Dalvin Cook, Florida State RB: Cook’s numbers from a year ago — 229 carries, 1,691 yards, 19 touchdowns, a ridiculous 7.38 yards per carry, a full foot-and-a-half more than the next closest runner with at least 225 attempts — were Heisman-esque, yet only good enough to get him to seventh place in last year’s voting. Do that again on a team that should seriously contend for a national championship and Cook may jump all the way to first.
Baker Mayfield, Oklahoma QB: The knock against Mayfield is that he’s a system quarterback. But if you’re going to be a system quarterback, what better system to run than one with two All-America caliber running backs, playing in a conference where 40 points a game is a baseline, and with one of college football’s strongest brand names on your helmet?
J.T. Barrett, Ohio State QB: Barrett has been oddly overlooked this preseason. All he did two years ago was toss 34 touchdowns against 10 picks, hit nearly 65 percent of his throws for nine yards per attempt, finish second nationally in passing efficiency whilst rushing for nearly 1,000 yards — all as a redshirt freshman.
Quick hits on the rest of the field:
Josh Rosen, UCLA QB: Maybe the best pro-prospect in college football, but NFL scouts may like him more than Heisman voters.
Royce Freeman, Oregon RB: The overlooked running back of 2015 — 1,800 yards, 17 touchdowns.

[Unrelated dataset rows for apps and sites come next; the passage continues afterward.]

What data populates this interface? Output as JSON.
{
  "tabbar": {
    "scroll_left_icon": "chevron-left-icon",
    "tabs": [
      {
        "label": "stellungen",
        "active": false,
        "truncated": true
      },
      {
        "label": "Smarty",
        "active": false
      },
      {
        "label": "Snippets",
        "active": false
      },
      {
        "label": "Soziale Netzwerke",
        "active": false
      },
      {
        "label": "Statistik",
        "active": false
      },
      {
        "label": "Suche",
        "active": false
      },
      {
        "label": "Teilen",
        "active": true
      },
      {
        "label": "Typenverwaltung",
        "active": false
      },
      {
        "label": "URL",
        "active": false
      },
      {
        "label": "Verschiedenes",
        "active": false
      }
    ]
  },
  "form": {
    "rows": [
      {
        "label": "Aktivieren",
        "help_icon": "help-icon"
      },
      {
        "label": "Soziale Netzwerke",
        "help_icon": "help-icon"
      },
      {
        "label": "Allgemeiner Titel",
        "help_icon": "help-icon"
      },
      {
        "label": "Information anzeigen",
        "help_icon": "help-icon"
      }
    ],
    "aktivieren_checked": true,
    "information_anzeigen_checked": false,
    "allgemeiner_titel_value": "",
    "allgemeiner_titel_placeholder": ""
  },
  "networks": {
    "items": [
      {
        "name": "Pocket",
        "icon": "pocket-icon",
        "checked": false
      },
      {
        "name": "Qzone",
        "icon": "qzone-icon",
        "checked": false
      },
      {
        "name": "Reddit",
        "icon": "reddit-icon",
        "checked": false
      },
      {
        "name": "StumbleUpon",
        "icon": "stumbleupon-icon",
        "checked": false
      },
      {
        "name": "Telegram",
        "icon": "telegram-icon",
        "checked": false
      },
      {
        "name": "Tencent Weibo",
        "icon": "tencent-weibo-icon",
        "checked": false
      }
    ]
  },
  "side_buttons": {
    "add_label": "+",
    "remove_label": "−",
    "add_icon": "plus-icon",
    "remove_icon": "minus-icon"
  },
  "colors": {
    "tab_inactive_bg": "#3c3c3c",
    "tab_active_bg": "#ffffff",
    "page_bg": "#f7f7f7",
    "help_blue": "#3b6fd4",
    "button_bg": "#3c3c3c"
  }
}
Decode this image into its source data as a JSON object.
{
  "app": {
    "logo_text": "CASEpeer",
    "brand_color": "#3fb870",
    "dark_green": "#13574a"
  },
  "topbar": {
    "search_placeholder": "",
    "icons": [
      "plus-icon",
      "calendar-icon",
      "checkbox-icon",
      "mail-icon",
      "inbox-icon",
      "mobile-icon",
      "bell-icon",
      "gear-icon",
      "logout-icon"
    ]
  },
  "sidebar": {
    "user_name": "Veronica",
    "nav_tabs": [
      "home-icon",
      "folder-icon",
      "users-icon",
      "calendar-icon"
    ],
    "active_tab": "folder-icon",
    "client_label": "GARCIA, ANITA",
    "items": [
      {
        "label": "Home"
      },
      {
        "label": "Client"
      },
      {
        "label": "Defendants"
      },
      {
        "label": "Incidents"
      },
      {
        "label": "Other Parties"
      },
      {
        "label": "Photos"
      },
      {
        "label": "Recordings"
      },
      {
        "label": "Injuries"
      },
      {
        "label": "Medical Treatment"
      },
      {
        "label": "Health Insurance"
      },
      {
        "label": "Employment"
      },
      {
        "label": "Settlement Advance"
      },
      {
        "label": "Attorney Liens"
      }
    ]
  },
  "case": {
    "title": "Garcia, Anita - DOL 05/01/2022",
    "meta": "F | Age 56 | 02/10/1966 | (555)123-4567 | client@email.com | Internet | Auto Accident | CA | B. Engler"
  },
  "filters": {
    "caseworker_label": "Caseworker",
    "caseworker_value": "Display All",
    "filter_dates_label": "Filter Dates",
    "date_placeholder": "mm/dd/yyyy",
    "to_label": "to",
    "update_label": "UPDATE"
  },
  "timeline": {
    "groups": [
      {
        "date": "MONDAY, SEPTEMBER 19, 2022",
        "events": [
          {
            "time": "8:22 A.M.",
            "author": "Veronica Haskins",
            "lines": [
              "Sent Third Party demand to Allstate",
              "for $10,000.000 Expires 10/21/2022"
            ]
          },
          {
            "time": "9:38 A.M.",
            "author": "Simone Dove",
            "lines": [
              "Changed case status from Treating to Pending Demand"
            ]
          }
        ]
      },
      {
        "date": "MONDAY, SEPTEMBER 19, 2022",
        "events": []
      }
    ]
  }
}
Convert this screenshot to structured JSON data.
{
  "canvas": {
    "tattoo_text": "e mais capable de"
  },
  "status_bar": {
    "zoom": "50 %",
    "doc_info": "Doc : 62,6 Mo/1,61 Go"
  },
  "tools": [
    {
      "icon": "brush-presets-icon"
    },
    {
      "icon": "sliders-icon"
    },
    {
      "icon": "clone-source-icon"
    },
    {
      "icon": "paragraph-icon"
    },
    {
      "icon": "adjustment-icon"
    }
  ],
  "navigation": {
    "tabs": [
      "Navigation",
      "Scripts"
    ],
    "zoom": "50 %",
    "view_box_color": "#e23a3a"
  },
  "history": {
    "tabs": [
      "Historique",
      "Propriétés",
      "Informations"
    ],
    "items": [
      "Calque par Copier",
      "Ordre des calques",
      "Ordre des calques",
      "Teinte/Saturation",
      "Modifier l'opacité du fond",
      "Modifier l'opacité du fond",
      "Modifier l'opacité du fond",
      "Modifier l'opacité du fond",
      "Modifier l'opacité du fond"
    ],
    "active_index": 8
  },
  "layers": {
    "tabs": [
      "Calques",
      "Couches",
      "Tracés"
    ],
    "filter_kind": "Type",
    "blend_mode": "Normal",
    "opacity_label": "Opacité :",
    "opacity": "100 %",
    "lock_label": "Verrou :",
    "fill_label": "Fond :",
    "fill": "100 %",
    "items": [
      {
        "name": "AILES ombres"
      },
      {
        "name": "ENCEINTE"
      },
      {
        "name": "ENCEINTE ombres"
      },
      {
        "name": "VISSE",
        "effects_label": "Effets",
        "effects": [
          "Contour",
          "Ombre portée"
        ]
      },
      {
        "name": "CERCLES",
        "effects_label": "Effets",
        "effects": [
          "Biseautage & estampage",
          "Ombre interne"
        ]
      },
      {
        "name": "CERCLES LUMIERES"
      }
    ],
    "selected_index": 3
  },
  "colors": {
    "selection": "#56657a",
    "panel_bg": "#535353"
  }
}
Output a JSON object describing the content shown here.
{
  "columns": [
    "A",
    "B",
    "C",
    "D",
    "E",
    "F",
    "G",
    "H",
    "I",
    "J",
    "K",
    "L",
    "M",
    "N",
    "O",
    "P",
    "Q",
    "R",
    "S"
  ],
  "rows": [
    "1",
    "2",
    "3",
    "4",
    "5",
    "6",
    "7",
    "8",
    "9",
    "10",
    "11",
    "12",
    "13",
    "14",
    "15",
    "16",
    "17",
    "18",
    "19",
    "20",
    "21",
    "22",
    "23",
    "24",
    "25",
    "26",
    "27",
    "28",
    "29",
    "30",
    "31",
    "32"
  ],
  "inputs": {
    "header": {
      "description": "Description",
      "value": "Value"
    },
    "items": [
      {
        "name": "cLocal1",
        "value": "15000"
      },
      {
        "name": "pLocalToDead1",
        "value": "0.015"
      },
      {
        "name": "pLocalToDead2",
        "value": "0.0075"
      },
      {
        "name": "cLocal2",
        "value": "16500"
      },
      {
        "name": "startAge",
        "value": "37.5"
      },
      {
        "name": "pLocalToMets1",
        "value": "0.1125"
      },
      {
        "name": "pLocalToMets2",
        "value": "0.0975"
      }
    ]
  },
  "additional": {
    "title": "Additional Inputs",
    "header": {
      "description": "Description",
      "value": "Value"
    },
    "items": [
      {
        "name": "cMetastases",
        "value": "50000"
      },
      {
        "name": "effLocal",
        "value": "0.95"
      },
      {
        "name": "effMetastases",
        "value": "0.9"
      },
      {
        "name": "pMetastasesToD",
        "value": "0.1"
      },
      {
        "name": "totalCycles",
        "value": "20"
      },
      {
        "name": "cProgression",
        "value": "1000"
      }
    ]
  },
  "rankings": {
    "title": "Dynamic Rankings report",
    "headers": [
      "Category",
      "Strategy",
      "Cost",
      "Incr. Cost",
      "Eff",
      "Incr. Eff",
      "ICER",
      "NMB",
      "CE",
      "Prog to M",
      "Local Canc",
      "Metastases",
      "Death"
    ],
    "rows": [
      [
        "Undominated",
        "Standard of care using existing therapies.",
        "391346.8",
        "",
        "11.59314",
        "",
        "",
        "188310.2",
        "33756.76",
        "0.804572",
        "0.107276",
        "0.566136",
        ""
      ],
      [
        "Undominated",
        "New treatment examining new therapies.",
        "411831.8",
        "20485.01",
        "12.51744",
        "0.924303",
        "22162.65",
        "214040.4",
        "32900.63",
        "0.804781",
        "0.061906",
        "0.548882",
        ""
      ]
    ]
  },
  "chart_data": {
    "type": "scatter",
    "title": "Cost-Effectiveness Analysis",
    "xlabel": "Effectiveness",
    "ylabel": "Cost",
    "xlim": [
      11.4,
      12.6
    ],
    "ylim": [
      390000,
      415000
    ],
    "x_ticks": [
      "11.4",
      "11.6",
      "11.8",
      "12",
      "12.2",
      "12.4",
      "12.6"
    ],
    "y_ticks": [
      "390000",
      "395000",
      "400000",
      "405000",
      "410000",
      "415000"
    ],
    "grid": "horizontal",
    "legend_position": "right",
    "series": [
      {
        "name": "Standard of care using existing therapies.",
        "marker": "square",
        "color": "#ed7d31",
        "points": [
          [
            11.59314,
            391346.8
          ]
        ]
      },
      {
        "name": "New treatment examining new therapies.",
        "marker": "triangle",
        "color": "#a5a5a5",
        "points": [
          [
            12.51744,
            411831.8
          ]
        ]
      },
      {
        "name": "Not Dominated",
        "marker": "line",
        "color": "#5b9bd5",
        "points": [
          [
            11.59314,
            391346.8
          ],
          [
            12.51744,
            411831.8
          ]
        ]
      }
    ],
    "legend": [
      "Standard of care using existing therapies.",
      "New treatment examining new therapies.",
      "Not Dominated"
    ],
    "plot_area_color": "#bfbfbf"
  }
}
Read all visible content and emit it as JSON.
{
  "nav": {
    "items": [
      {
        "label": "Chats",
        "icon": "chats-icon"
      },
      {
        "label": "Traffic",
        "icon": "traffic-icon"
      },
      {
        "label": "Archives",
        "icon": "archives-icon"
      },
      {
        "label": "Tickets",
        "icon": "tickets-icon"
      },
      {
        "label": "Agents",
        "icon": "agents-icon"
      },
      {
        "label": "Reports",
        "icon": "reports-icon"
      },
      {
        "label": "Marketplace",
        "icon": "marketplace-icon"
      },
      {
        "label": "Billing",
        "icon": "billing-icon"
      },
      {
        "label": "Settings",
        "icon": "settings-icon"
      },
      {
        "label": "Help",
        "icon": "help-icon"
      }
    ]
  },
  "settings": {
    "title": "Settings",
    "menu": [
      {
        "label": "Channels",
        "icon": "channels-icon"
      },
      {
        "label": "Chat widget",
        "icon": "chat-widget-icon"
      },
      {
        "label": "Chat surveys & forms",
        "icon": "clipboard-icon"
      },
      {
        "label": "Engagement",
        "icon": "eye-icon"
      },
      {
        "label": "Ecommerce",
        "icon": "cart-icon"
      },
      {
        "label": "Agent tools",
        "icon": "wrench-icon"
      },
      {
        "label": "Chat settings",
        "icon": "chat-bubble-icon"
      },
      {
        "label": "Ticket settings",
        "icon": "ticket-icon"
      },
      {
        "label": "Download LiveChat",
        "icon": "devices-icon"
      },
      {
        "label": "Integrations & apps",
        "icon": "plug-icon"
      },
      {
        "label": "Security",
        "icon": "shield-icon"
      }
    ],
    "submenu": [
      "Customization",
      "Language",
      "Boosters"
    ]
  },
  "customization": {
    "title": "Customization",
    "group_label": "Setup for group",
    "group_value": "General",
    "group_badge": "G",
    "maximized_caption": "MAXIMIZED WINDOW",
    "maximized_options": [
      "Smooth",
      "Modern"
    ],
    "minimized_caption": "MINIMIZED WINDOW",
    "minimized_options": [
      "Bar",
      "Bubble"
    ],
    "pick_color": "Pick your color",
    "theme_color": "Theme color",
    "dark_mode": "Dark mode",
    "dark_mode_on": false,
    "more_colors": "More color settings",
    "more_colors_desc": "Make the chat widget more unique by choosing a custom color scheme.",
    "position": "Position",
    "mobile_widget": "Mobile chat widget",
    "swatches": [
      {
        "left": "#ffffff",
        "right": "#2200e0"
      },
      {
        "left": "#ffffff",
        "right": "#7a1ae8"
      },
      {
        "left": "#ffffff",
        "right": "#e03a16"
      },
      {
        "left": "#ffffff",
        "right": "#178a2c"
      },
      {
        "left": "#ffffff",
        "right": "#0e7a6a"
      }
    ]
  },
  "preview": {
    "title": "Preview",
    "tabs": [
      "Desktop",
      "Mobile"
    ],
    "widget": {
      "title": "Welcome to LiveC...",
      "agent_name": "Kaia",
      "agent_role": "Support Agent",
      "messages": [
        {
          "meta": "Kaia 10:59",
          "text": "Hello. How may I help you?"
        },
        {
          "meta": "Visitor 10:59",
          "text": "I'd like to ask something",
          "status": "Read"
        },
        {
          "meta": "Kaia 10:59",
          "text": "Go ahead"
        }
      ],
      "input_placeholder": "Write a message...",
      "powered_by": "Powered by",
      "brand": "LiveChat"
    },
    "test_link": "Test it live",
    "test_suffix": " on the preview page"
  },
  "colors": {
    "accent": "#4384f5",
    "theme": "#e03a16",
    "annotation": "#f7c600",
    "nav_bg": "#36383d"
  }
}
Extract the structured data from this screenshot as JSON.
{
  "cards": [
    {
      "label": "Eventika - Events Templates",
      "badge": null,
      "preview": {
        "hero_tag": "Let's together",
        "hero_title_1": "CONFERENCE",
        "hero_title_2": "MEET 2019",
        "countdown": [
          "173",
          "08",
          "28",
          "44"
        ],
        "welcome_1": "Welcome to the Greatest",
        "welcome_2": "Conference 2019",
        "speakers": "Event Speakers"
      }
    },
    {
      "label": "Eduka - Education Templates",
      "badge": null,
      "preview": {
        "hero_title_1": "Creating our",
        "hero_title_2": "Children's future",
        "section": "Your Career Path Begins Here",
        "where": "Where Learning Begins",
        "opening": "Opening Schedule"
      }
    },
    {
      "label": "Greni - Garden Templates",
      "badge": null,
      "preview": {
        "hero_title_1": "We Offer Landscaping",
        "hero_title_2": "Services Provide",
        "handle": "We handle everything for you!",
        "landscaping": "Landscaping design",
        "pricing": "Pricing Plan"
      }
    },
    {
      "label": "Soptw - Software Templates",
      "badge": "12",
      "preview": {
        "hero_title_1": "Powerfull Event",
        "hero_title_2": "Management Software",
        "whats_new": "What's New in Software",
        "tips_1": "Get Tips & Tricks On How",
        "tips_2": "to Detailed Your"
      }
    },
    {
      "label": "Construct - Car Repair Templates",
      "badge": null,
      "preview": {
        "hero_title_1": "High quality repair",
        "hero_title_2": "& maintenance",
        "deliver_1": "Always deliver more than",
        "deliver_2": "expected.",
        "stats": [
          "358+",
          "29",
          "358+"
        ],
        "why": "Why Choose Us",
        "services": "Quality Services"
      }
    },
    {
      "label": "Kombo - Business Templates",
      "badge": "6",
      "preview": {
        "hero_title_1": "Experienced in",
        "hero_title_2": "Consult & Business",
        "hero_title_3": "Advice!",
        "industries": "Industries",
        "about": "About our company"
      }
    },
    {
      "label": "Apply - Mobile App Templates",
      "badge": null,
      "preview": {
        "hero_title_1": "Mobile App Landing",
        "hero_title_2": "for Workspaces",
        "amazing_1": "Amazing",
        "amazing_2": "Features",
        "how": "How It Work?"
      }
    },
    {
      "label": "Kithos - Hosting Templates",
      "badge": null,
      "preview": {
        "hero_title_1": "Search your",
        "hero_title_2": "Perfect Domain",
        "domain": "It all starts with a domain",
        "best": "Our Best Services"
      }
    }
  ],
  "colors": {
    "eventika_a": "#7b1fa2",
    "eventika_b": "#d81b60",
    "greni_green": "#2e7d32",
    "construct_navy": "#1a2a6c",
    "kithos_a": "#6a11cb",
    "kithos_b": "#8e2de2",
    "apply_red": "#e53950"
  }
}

But will the Ducks’ defense hold his candidacy back?
Patrick Mahomes, Texas Tech QB: The most talented in the long line of prolific Red Raider quarterbacks. But can Texas Tech get enough stops to mount him a serious campaign?
Jabrill Peppers, Michigan ATH: Could he follow another Wolverine’s path to a do-it-all Heisman win?
Myles Garrett, Texas A&M DE: If the Heisman is going to a full-time defensive player, Garrett is it. But if Suh, Clowney, et. al., couldn’t break through that glass ceiling, why would Garrett?